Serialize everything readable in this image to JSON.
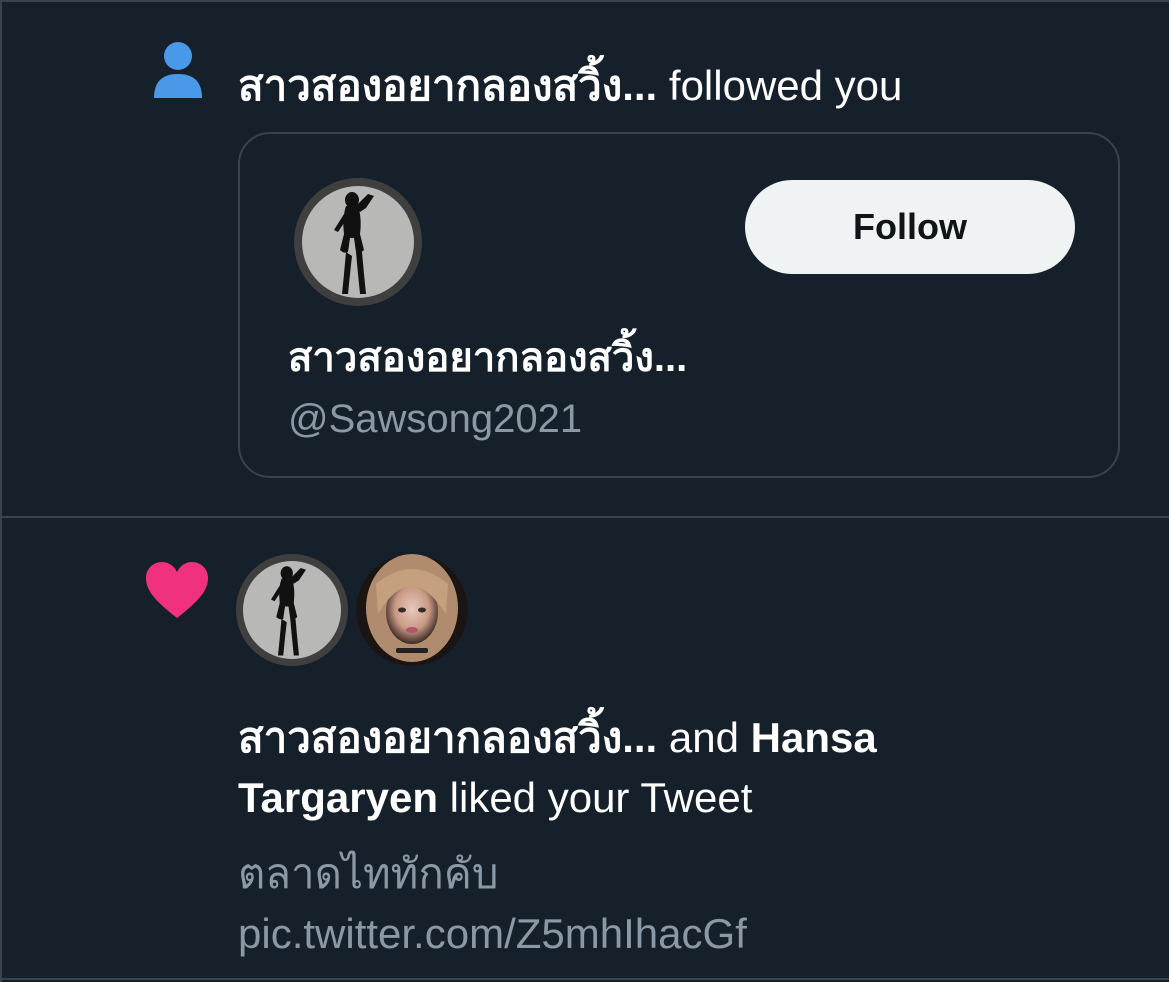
{
  "follow_notification": {
    "icon": "person-icon",
    "actor_name": "สาวสองอยากลองสวิ้ง...",
    "action_text": "followed you",
    "card": {
      "display_name": "สาวสองอยากลองสวิ้ง...",
      "handle": "@Sawsong2021",
      "follow_label": "Follow"
    }
  },
  "like_notification": {
    "icon": "heart-icon",
    "actor_1": "สาวสองอยากลองสวิ้ง...",
    "conjunction": "and",
    "actor_2": "Hansa Targaryen",
    "action_text": "liked your Tweet",
    "tweet_text": "ตลาดไททักคับ pic.twitter.com/Z5mhIhacGf"
  },
  "colors": {
    "background": "#15202b",
    "border": "#38444d",
    "accent_blue": "#4a99e9",
    "like_pink": "#f0317d",
    "secondary_text": "#8b98a5",
    "button_bg": "#eff3f4"
  }
}
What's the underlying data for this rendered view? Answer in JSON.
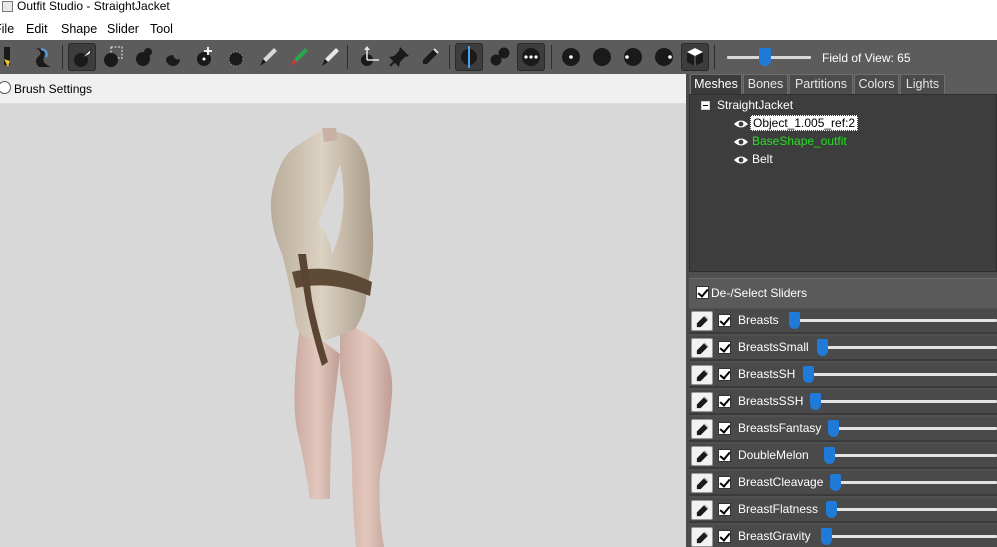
{
  "window": {
    "title": "Outfit Studio - StraightJacket"
  },
  "menu": [
    "File",
    "Edit",
    "Shape",
    "Slider",
    "Tool"
  ],
  "toolbar": {
    "fov_label": "Field of View: 65",
    "fov_value": 65
  },
  "brush": {
    "label": "Brush Settings"
  },
  "tabs": [
    {
      "label": "Meshes",
      "active": true
    },
    {
      "label": "Bones",
      "active": false
    },
    {
      "label": "Partitions",
      "active": false
    },
    {
      "label": "Colors",
      "active": false
    },
    {
      "label": "Lights",
      "active": false
    }
  ],
  "meshes": {
    "root": "StraightJacket",
    "items": [
      {
        "label": "Object_1.005_ref:2",
        "state": "selected"
      },
      {
        "label": "BaseShape_outfit",
        "state": "reference"
      },
      {
        "label": "Belt",
        "state": "normal"
      }
    ]
  },
  "sliders": {
    "header": "De-/Select Sliders",
    "items": [
      {
        "name": "Breasts",
        "checked": true,
        "value": 0.0
      },
      {
        "name": "BreastsSmall",
        "checked": true,
        "value": 0.0
      },
      {
        "name": "BreastsSH",
        "checked": true,
        "value": 0.0
      },
      {
        "name": "BreastsSSH",
        "checked": true,
        "value": 0.0
      },
      {
        "name": "BreastsFantasy",
        "checked": true,
        "value": 0.0
      },
      {
        "name": "DoubleMelon",
        "checked": true,
        "value": 0.0
      },
      {
        "name": "BreastCleavage",
        "checked": true,
        "value": 0.0
      },
      {
        "name": "BreastFlatness",
        "checked": true,
        "value": 0.0
      },
      {
        "name": "BreastGravity",
        "checked": true,
        "value": 0.0
      }
    ]
  },
  "colors": {
    "toolbar_bg": "#5c5c5c",
    "panel_bg": "#3d3d3d",
    "accent": "#1f7ad8",
    "reference_text": "#21e121",
    "viewport_bg": "#d8d8d8"
  }
}
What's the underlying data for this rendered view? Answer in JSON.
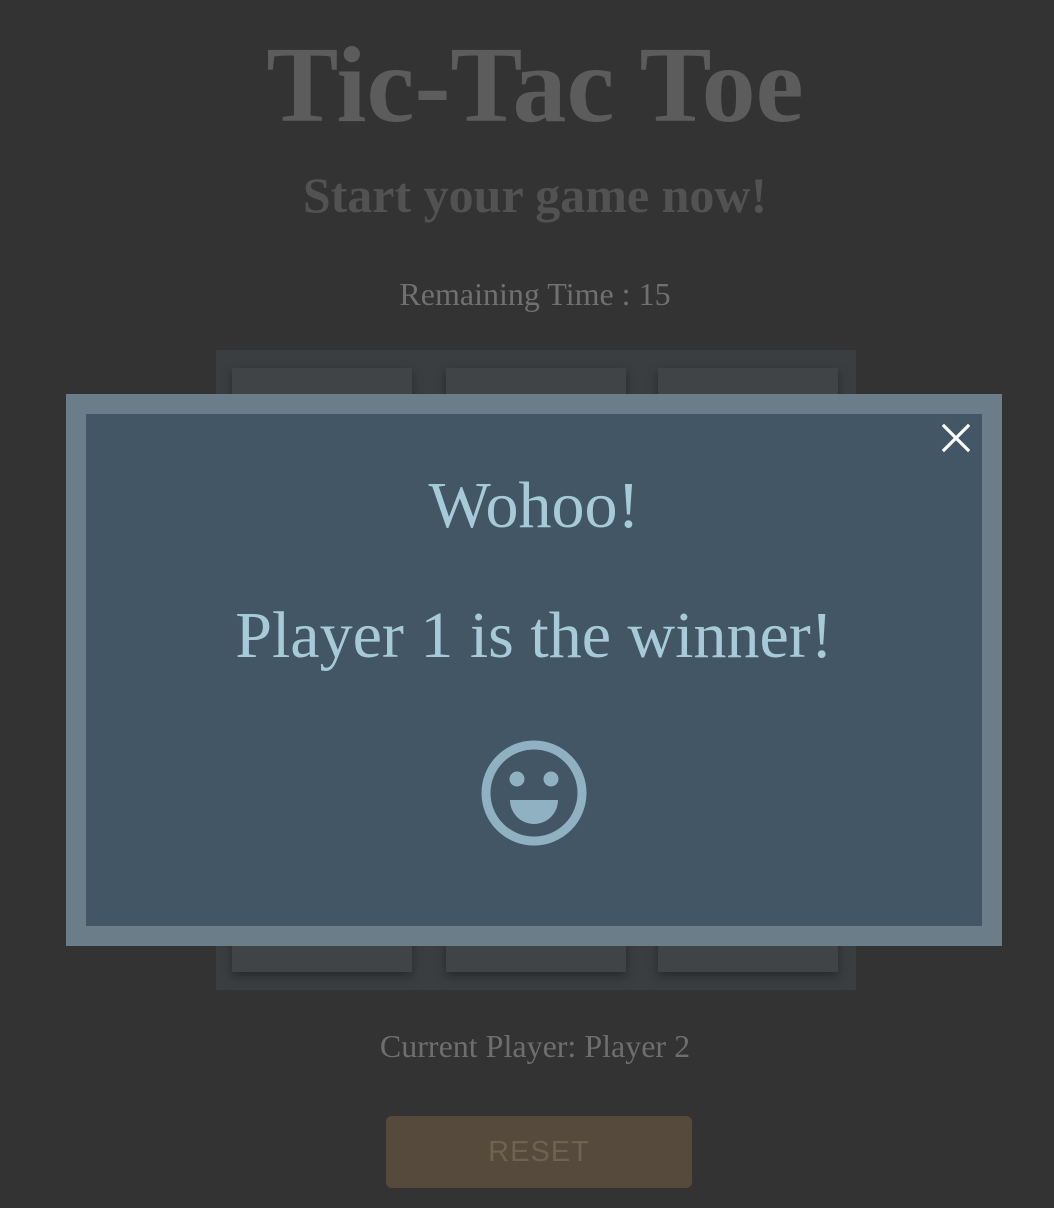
{
  "header": {
    "title": "Tic-Tac Toe",
    "subtitle": "Start your game now!"
  },
  "timer": {
    "text": "Remaining Time : 15"
  },
  "board": {
    "cells": [
      "",
      "",
      "",
      "",
      "",
      "",
      "",
      "",
      ""
    ]
  },
  "status": {
    "current_player": "Current Player: Player 2"
  },
  "controls": {
    "reset_label": "RESET"
  },
  "modal": {
    "heading": "Wohoo!",
    "message": "Player 1 is the winner!",
    "close_icon": "close-icon",
    "emoji_icon": "smiley-icon"
  },
  "colors": {
    "background": "#333333",
    "modal_border": "#6b7d89",
    "modal_fill": "#425665",
    "modal_text": "#a7cad9",
    "reset_button": "#564a3c"
  }
}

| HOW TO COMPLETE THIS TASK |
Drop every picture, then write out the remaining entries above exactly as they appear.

| THE ANSWER |
Serialize everything readable in this image to JSON.
{
  "follow_notification": {
    "icon": "person-icon",
    "actor_name": "สาวสองอยากลองสวิ้ง...",
    "action_text": "followed you",
    "card": {
      "display_name": "สาวสองอยากลองสวิ้ง...",
      "handle": "@Sawsong2021",
      "follow_label": "Follow"
    }
  },
  "like_notification": {
    "icon": "heart-icon",
    "actor_1": "สาวสองอยากลองสวิ้ง...",
    "conjunction": "and",
    "actor_2": "Hansa Targaryen",
    "action_text": "liked your Tweet",
    "tweet_text": "ตลาดไททักคับ pic.twitter.com/Z5mhIhacGf"
  },
  "colors": {
    "background": "#15202b",
    "border": "#38444d",
    "accent_blue": "#4a99e9",
    "like_pink": "#f0317d",
    "secondary_text": "#8b98a5",
    "button_bg": "#eff3f4"
  }
}
What's the underlying data for this rendered view? Answer in JSON.
{
  "window": {
    "title": "Outfit Studio - StraightJacket"
  },
  "menu": [
    "File",
    "Edit",
    "Shape",
    "Slider",
    "Tool"
  ],
  "toolbar": {
    "fov_label": "Field of View: 65",
    "fov_value": 65
  },
  "brush": {
    "label": "Brush Settings"
  },
  "tabs": [
    {
      "label": "Meshes",
      "active": true
    },
    {
      "label": "Bones",
      "active": false
    },
    {
      "label": "Partitions",
      "active": false
    },
    {
      "label": "Colors",
      "active": false
    },
    {
      "label": "Lights",
      "active": false
    }
  ],
  "meshes": {
    "root": "StraightJacket",
    "items": [
      {
        "label": "Object_1.005_ref:2",
        "state": "selected"
      },
      {
        "label": "BaseShape_outfit",
        "state": "reference"
      },
      {
        "label": "Belt",
        "state": "normal"
      }
    ]
  },
  "sliders": {
    "header": "De-/Select Sliders",
    "items": [
      {
        "name": "Breasts",
        "checked": true,
        "value": 0.0
      },
      {
        "name": "BreastsSmall",
        "checked": true,
        "value": 0.0
      },
      {
        "name": "BreastsSH",
        "checked": true,
        "value": 0.0
      },
      {
        "name": "BreastsSSH",
        "checked": true,
        "value": 0.0
      },
      {
        "name": "BreastsFantasy",
        "checked": true,
        "value": 0.0
      },
      {
        "name": "DoubleMelon",
        "checked": true,
        "value": 0.0
      },
      {
        "name": "BreastCleavage",
        "checked": true,
        "value": 0.0
      },
      {
        "name": "BreastFlatness",
        "checked": true,
        "value": 0.0
      },
      {
        "name": "BreastGravity",
        "checked": true,
        "value": 0.0
      }
    ]
  },
  "colors": {
    "toolbar_bg": "#5c5c5c",
    "panel_bg": "#3d3d3d",
    "accent": "#1f7ad8",
    "reference_text": "#21e121",
    "viewport_bg": "#d8d8d8"
  }
}
What's the underlying data for this rendered view? Answer in JSON.
{
  "header": {
    "title": "Tic-Tac Toe",
    "subtitle": "Start your game now!"
  },
  "timer": {
    "text": "Remaining Time : 15"
  },
  "board": {
    "cells": [
      "",
      "",
      "",
      "",
      "",
      "",
      "",
      "",
      ""
    ]
  },
  "status": {
    "current_player": "Current Player: Player 2"
  },
  "controls": {
    "reset_label": "RESET"
  },
  "modal": {
    "heading": "Wohoo!",
    "message": "Player 1 is the winner!",
    "close_icon": "close-icon",
    "emoji_icon": "smiley-icon"
  },
  "colors": {
    "background": "#333333",
    "modal_border": "#6b7d89",
    "modal_fill": "#425665",
    "modal_text": "#a7cad9",
    "reset_button": "#564a3c"
  }
}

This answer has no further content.